An Open Letter Of Apology To ‘Halloween III: Season Of The Witch’
By Dr. Zaius
Wednesday, October 29th, 2014 at 12:00 pm
I am sorry. I was wrong about you and I apologize. I was young and stupid and I ask for your eternal forgiveness.
This is my confession as a 32-year old man who for years was part of an angry hateful mob towards 1982’s Halloween III: Season Of The Witch. In my DVD collection, I own every Halloween film except for part three. Like many other horror fans, I whined and complained due to the lack of Michael Myers. Friends and I rejoiced to watch Halloween 4-7, reveling as our pale-faced slasher hero killed dozens of youngsters.
But the years have mellowed me. Thus my confession: Halloween III: Season of the Witch is the best Halloween movie since John Carpenter‘s 1978 original classic. Yeah, I said it! Now I submit to the internet the evidence”¦
1) The film was made by the Halloween family.

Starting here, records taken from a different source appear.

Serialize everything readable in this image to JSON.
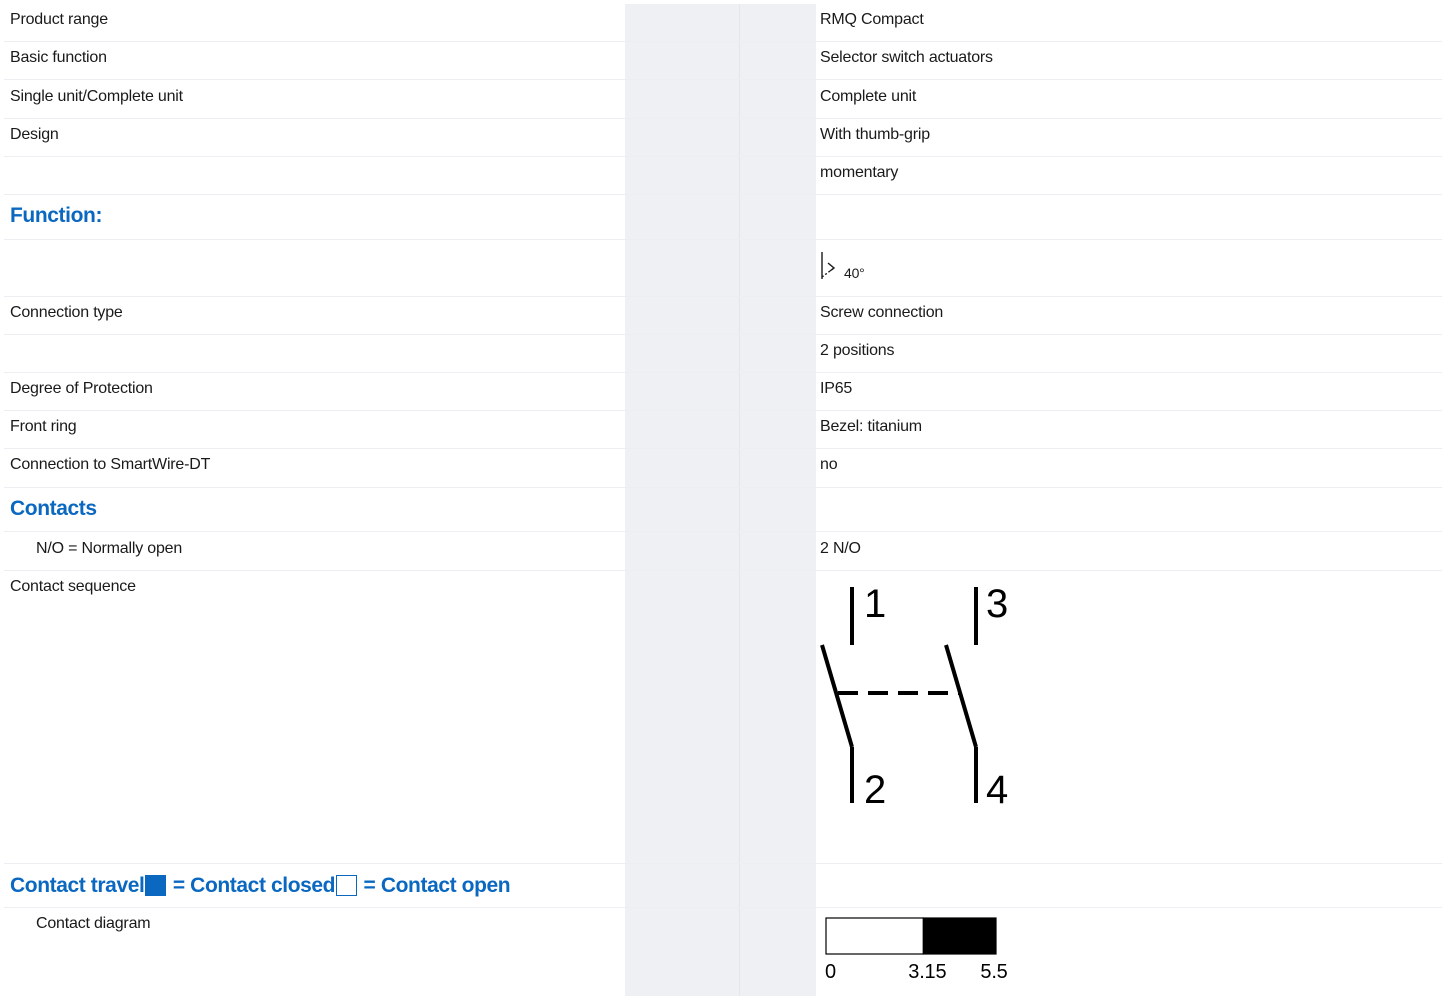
{
  "rows": {
    "product_range": {
      "label": "Product range",
      "value": "RMQ Compact"
    },
    "basic_function": {
      "label": "Basic function",
      "value": "Selector switch actuators"
    },
    "unit": {
      "label": "Single unit/Complete unit",
      "value": "Complete unit"
    },
    "design": {
      "label": "Design",
      "value": "With thumb-grip"
    },
    "design_extra": {
      "label": "",
      "value": "momentary"
    },
    "function_heading": "Function:",
    "function_icon": {
      "icon": "selector-switch-icon",
      "angle_label": "40°"
    },
    "connection_type": {
      "label": "Connection type",
      "value": "Screw connection"
    },
    "positions": {
      "label": "",
      "value": "2 positions"
    },
    "protection": {
      "label": "Degree of Protection",
      "value": "IP65"
    },
    "front_ring": {
      "label": "Front ring",
      "value": "Bezel: titanium"
    },
    "smartwire": {
      "label": "Connection to SmartWire-DT",
      "value": "no"
    },
    "contacts_heading": "Contacts",
    "normally_open": {
      "label": "N/O = Normally open",
      "value": "2 N/O"
    },
    "contact_sequence": {
      "label": "Contact sequence",
      "terminals": [
        "1",
        "2",
        "3",
        "4"
      ]
    },
    "contact_travel": {
      "title": "Contact travel",
      "closed_text": " = Contact closed",
      "open_text": " = Contact open"
    },
    "contact_diagram": {
      "label": "Contact diagram",
      "ticks": [
        "0",
        "3.15",
        "5.5"
      ],
      "open_from": 0,
      "closed_from": 3.15,
      "end": 5.5
    }
  },
  "colors": {
    "accent": "#0a68c1",
    "gap_column": "#eef0f4",
    "row_divider": "#eceef1"
  }
}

Produced by Carpenter and Debra Hill, directed by Halloween editor and Michael Myers portrayer Tommy Lee Wallace, and starring Carpenter go-to-guy and horror veteran Tom Atkins, the film even throws Michael in as the original is shown on television two different times.

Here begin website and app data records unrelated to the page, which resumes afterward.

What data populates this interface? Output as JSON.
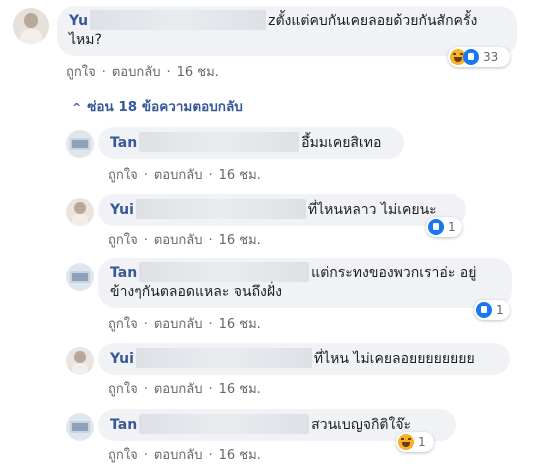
{
  "main_comment": {
    "name": "Yu",
    "text_line1": "zตั้งแต่คบกันเคยลอยด้วยกันสักครั้ง",
    "text_line2": "ไหม?",
    "actions": {
      "like": "ถูกใจ",
      "reply": "ตอบกลับ",
      "time": "16 ชม."
    },
    "reactions": {
      "icons": [
        "haha-icon",
        "like-icon"
      ],
      "count": "33"
    }
  },
  "hide_replies": {
    "chevron": "^",
    "label": "ซ่อน 18 ข้อความตอบกลับ"
  },
  "replies": [
    {
      "name": "Tan",
      "text": "อึ้มมเคยสิเทอ",
      "actions": {
        "like": "ถูกใจ",
        "reply": "ตอบกลับ",
        "time": "16 ชม."
      }
    },
    {
      "name": "Yui",
      "text": "ที่ไหนหลาว ไม่เคยนะ",
      "actions": {
        "like": "ถูกใจ",
        "reply": "ตอบกลับ",
        "time": "16 ชม."
      },
      "reactions": {
        "icons": [
          "like-icon"
        ],
        "count": "1"
      }
    },
    {
      "name": "Tan",
      "text_line1": "แต่กระทงของพวกเราอ่ะ อยู่",
      "text_line2": "ข้างๆกันตลอดแหละ จนถึงฝั่ง",
      "actions": {
        "like": "ถูกใจ",
        "reply": "ตอบกลับ",
        "time": "16 ชม."
      },
      "reactions": {
        "icons": [
          "like-icon"
        ],
        "count": "1"
      }
    },
    {
      "name": "Yui",
      "text": "ที่ไหน ไม่เคยลอยยยยยยยย",
      "actions": {
        "like": "ถูกใจ",
        "reply": "ตอบกลับ",
        "time": "16 ชม."
      }
    },
    {
      "name": "Tan",
      "text": "สวนเบญจกิติใจ๊ะ",
      "actions": {
        "like": "ถูกใจ",
        "reply": "ตอบกลับ",
        "time": "16 ชม."
      },
      "reactions": {
        "icons": [
          "haha-icon"
        ],
        "count": "1"
      }
    }
  ],
  "colors": {
    "name": "#385898",
    "bubble": "#f0f2f5",
    "meta": "#65676b",
    "like": "#1877f2",
    "haha": "#f7b125"
  }
}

2) As some still don’t know and continue to argue, Michael Myers was supposed to have died during the climatic explosion that ends Halloween II. This film was supposed to be the beginning of an anthology of individual and totally separate Halloween-themed films that would be released year after year. Unfortunately the venomous feedback received from fans after the lack of Myers cancelled that idea, and six years later against Carpenter’s better judgment, Myers was brought back.
3) The music in SOTW is simply great and perfect for the theme of the film. Carpenter again scored the film and the incorporation of the Silver Shamrock commercial theme recurring throughout became so frightfully foreshadowing of things to come.
4) Whereas there’s no Michael Myers, the film offers a deliciously evil villain in Dan O’Herily as Conal Cochran, an old toy manufacturer who unbeknownst to most is trying to unlock the ancient pagan spirits of Halloween by stealing and using the magic of Stonehenge to destroy the world’s children. His plan is to use simple yet effective Halloween masks to trigger the ruin’s power and unleash Pagan justice. This is shown in one of the most terrifying scenes in movie history (and one of the only to show an innocent child get murdered) as Bud Kupfer’s mask is triggered via the Silver Shamrock commercial and his head is turned to a snake and insect filled mush that then kills his parents.
5) The message of the film is obviously very anti-corporate and anti-consumerism/commercialism. The evil plan is based around marketing to children and brainwashing them to the TV when the time is right. Again, this is why the Silver Shamrock song works so wonderfully.
6) It continues the sequel-tradition of upping the violence and nudity. Violent robot murders, faces exploding, the previously mentioned snake-filled child death, and a nice little hotel romp between Atkins and the adorable Stacy Nelkin.
In summation, Halloween III: Season of the Witch is both an excellent standalone horror film, and a worthy addition to the Halloween series. It even winks at the hardcore series fans (Dr. Castle is named for Nick Castle, who portrayed The Shape in the original, and Dick Warlock, Myers in part two, is a killer robot).
Over the years the Myers sequels have lost their appeal and can easily be viewed as shameless cash-grabs. Carpenter left the series over a script dispute before part four came out. Part five has what many consider the worst ending in the series. And part six was an unfinished mess, which saw series star Donald Pleasance die before completion.
Each film upped the violence and destroyed the legacy of the original and character of Michael Myers a little bit more. The biggest abomination was 2002’s Halloween: Resurrection, a film which is notorious for both killing off Jamie Lee Curtis and having rapper Busta Rhymes dispose of Michael. Halloween III received a mere 4.4/10 on IMDB and a 33% on Rotten Tomatoes. It is well deserving of a second viewing and second opinion. It is the best movie with “Halloween” in its title since 1978. And if you realllllly can’t get over the lack of Michael Myers, then pretend the Halloween III part isn’t there. Oh yeah, and grow up!